Cost Segregation for Golf and Club Properties

An underutilized financial tool for golf properties is the cost segregation study. A professionally done cost segregation study can help recover funds through federal and state income tax savings. Any for-profit golf course, golf resort or golf community is eligible.

A quality cost segregation analysis examines the real property improvements associated with your golf property and reclassifies where applicable into shorter tax-lived 5 and 15-year property.
Without cost segregation your tax advisor must depreciate real property improvements over much longer periods of time:

• Commercial Residential Rental Golf Communities: 27.5-Years
• Golf Resorts: 39-Years
• Golf Courses: 39-Years

Using IRS approved methods, a cost segregation professional identifies and reclassifies improvements from 27.5 and 39-year real property to 5 and 15-year personal property or property supporting personal property. This reclassification can be accomplished through a number of survey and modeling methods with an engineering approach being the IRS preferred approach.

Benefits of a Cost Segregation Study are not limited to ‘new construction’. Acquired properties also qualify for accelerated tax depreciation. Acquired golf properties with Golf Course improvements, lodging, club houses, apartments, banquet halls, restaurants, other structures, and site improvements have construction components that qualify as short-lived property.

Benefit is not limited to construction, or acquisition, of an entire Golf Properties; major improvements made by the current owner of the property can also be realized. Construction of a building, expansion of a building, remodeling of a buildings or course; are also eligible for special tax treatment.

Using the engineering approach or, in the case of acquired property, the engineering and depreciation approach can create substantial federal and state income tax savings.

Qualified improvement property (“QIP”) regulations now allow for the reclassification of newly constructed/non-structural components from 39-year to 15-year depreciation as long as the improvement went into service after December 31, 2017. This regulation applies to new course construction, new building construction or interior remodeling of existing buildings.

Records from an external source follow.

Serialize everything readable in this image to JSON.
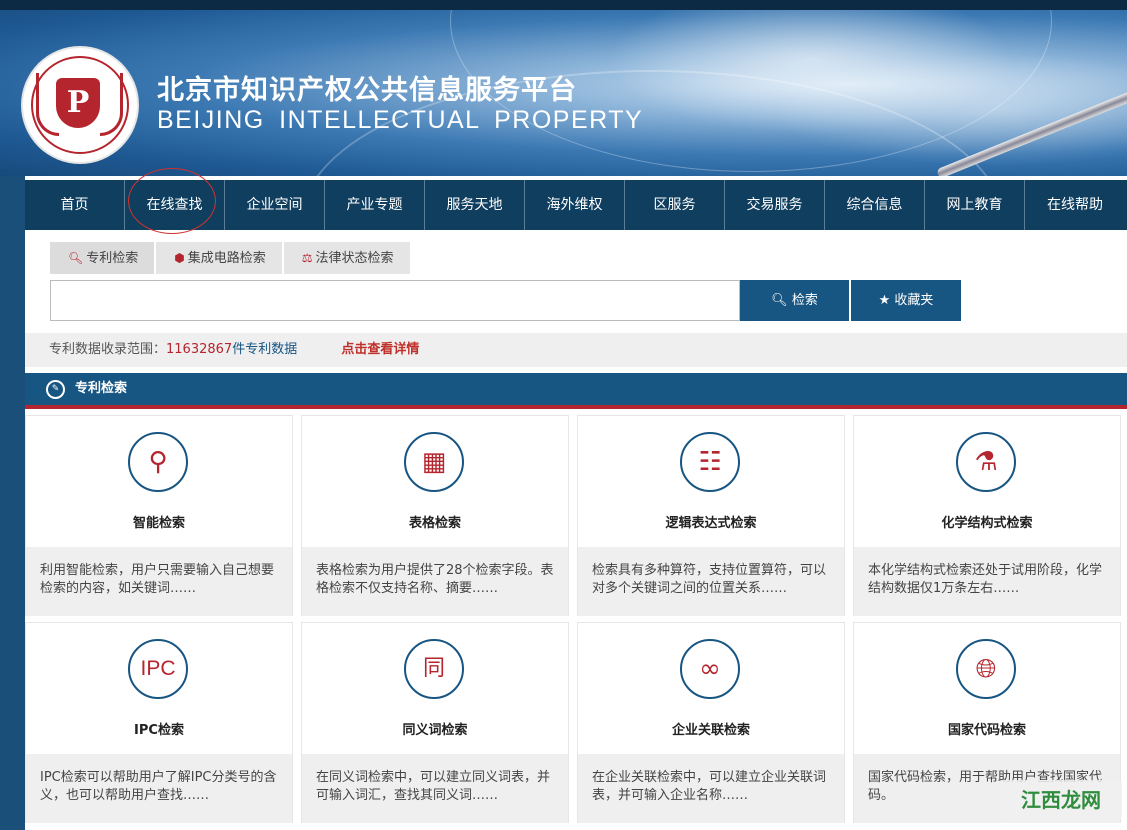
{
  "header": {
    "title_cn": "北京市知识产权公共信息服务平台",
    "title_en": "BEIJING INTELLECTUAL PROPERTY",
    "logo_letter": "P"
  },
  "nav": {
    "items": [
      "首页",
      "在线查找",
      "企业空间",
      "产业专题",
      "服务天地",
      "海外维权",
      "区服务",
      "交易服务",
      "综合信息",
      "网上教育",
      "在线帮助"
    ],
    "active_index": 1
  },
  "search": {
    "tabs": [
      {
        "label": "专利检索",
        "icon": "search-icon"
      },
      {
        "label": "集成电路检索",
        "icon": "chip-icon"
      },
      {
        "label": "法律状态检索",
        "icon": "scales-icon"
      }
    ],
    "input_value": "",
    "search_button": "检索",
    "favorites_button": "收藏夹"
  },
  "range": {
    "label": "专利数据收录范围：",
    "count": "11632867",
    "unit": "件专利数据",
    "detail_link": "点击查看详情"
  },
  "section": {
    "title": "专利检索"
  },
  "cards": [
    {
      "name": "智能检索",
      "icon": "magnifier-icon",
      "desc": "利用智能检索，用户只需要输入自己想要检索的内容，如关键词……"
    },
    {
      "name": "表格检索",
      "icon": "table-icon",
      "desc": "表格检索为用户提供了28个检索字段。表格检索不仅支持名称、摘要……"
    },
    {
      "name": "逻辑表达式检索",
      "icon": "hierarchy-icon",
      "desc": "检索具有多种算符，支持位置算符，可以对多个关键词之间的位置关系……"
    },
    {
      "name": "化学结构式检索",
      "icon": "flask-icon",
      "desc": "本化学结构式检索还处于试用阶段，化学结构数据仅1万条左右……"
    },
    {
      "name": "IPC检索",
      "icon": "ipc-icon",
      "icon_text": "IPC",
      "desc": "IPC检索可以帮助用户了解IPC分类号的含义，也可以帮助用户查找……"
    },
    {
      "name": "同义词检索",
      "icon": "synonym-icon",
      "icon_text": "同",
      "desc": "在同义词检索中，可以建立同义词表，并可输入词汇，查找其同义词……"
    },
    {
      "name": "企业关联检索",
      "icon": "link-icon",
      "desc": "在企业关联检索中，可以建立企业关联词表，并可输入企业名称……"
    },
    {
      "name": "国家代码检索",
      "icon": "globe-icon",
      "desc": "国家代码检索，用于帮助用户查找国家代码。"
    }
  ],
  "watermark": "江西龙网",
  "colors": {
    "nav_bg": "#0f3e5f",
    "primary": "#175582",
    "accent_red": "#b5252e"
  }
}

In addition, bonus depreciation allows for 50% or 100% of 5 and 15-year property to be depreciated in the year the property was acquired or went into service. This bonus depreciation allows us to look back to year 2002 when bonus depreciation went into effect.

Reclassification of property from 39 and 27.5-year property to 5 and 15-year property along with bonus depreciation and QIP regulations may allow for more than 50% of the total construction and acquired costs to qualify for accelerated tax depreciation and special tax savings.

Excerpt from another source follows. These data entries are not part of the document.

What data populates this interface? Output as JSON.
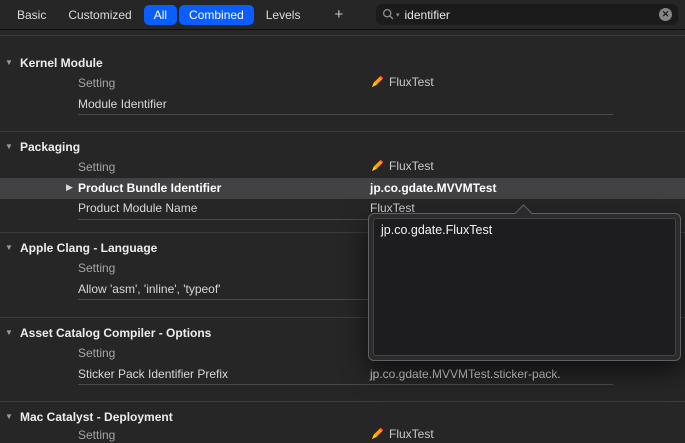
{
  "toolbar": {
    "tabs": [
      {
        "label": "Basic",
        "selected": false
      },
      {
        "label": "Customized",
        "selected": false
      },
      {
        "label": "All",
        "selected": true
      },
      {
        "label": "Combined",
        "selected": true
      },
      {
        "label": "Levels",
        "selected": false
      }
    ],
    "add_button": "+",
    "search": {
      "value": "identifier"
    }
  },
  "icons": {
    "section_collapse": "▼",
    "row_disclosure": "▶",
    "clear_search": "✕",
    "search_scope_chevron": "▾"
  },
  "colors": {
    "accent_blue": "#0a5dff",
    "selected_row": "#424244",
    "background": "#262626"
  },
  "sections": [
    {
      "title": "Kernel Module",
      "column_header": "Setting",
      "target": "FluxTest",
      "rows": [
        {
          "label": "Module Identifier",
          "value": ""
        }
      ]
    },
    {
      "title": "Packaging",
      "column_header": "Setting",
      "target": "FluxTest",
      "rows": [
        {
          "label": "Product Bundle Identifier",
          "value": "jp.co.gdate.MVVMTest",
          "selected": true
        },
        {
          "label": "Product Module Name",
          "value": "FluxTest"
        }
      ]
    },
    {
      "title": "Apple Clang - Language",
      "column_header": "Setting",
      "rows": [
        {
          "label": "Allow 'asm', 'inline', 'typeof'"
        }
      ]
    },
    {
      "title": "Asset Catalog Compiler - Options",
      "column_header": "Setting",
      "rows": [
        {
          "label": "Sticker Pack Identifier Prefix",
          "value": "jp.co.gdate.MVVMTest.sticker-pack."
        }
      ]
    },
    {
      "title": "Mac Catalyst - Deployment",
      "column_header": "Setting",
      "target": "FluxTest",
      "rows": []
    }
  ],
  "popover": {
    "value": "jp.co.gdate.FluxTest"
  }
}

The tax savings, prior to engaging the cost segregation professional, can be estimated as ‘net present value tax savings’. The cost to build or acquire your property along with your current federal and state tax rate can be used to estimate the potential tax savings, also known as the estimated benefit.

For properties that went into service between 2002 through 2019 there are tax filing tools such as the ‘Amended Return’ or Form 3115 – Application for Change in Accounting Method, also known as the ‘recapture tool’, which can be used to recapture all past tax savings in the year your cost segregation study is performed.

Let us show you how we can help your course better manage your depreciation and tax situation with cost segregation analysis.